■ **Instructions for the task**:
Go through the listing below and list every line with "Speakers".
====
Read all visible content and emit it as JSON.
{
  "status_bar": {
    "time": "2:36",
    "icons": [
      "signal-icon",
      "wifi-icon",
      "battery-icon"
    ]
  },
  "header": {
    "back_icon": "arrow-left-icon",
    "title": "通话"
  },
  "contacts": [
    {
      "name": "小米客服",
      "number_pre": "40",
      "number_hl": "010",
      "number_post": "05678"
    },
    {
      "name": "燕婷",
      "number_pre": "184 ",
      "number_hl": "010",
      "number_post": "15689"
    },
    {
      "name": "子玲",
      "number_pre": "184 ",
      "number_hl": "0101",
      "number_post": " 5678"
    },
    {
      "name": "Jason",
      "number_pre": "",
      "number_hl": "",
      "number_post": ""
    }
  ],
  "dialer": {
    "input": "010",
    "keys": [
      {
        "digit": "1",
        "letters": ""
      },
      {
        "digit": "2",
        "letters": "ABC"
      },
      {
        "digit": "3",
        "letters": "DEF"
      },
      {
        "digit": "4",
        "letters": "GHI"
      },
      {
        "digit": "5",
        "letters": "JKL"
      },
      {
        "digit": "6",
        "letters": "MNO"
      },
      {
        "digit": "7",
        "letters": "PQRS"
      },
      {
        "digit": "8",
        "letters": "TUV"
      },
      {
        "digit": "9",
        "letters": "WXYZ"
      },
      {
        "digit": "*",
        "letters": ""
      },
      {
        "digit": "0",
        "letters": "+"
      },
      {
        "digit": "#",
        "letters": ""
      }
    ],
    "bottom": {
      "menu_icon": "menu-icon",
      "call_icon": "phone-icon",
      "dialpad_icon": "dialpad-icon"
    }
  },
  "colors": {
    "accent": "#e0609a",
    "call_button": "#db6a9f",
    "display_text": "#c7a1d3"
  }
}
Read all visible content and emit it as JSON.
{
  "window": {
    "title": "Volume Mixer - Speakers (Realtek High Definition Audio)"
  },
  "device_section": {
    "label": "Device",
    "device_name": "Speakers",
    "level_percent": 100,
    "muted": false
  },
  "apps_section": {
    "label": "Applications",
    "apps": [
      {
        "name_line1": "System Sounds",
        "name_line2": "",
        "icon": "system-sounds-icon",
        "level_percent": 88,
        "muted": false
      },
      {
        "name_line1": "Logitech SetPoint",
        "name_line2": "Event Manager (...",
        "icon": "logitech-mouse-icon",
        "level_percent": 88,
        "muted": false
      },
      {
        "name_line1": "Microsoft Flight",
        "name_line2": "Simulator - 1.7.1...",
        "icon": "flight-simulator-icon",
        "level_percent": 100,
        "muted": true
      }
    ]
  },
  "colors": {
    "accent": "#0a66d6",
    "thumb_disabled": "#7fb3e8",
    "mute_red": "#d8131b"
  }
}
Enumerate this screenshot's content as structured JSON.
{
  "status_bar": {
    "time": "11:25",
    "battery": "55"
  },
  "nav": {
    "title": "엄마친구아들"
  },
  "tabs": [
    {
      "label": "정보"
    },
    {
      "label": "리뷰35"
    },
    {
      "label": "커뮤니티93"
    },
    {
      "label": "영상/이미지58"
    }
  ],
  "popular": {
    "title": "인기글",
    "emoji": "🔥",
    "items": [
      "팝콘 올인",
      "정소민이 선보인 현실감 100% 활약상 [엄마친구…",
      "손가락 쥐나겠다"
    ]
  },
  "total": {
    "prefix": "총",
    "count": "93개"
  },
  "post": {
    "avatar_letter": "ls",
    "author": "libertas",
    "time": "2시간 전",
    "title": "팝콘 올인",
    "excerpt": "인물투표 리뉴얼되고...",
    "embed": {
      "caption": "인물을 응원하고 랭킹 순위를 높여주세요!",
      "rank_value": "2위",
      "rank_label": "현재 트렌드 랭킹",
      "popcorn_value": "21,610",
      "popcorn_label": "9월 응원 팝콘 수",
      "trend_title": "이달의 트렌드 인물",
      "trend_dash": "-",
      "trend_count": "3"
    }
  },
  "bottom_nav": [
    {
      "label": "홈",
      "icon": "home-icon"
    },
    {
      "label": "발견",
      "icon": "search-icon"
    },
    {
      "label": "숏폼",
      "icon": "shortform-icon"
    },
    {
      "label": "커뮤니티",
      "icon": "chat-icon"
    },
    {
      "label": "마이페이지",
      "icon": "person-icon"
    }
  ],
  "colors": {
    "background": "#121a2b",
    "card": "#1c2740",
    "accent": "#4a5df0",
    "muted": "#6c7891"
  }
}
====
■ **Result of the exercise**:
    "title": "Volume Mixer - Speakers (Realtek High Definition Audio)"
    "device_name": "Speakers",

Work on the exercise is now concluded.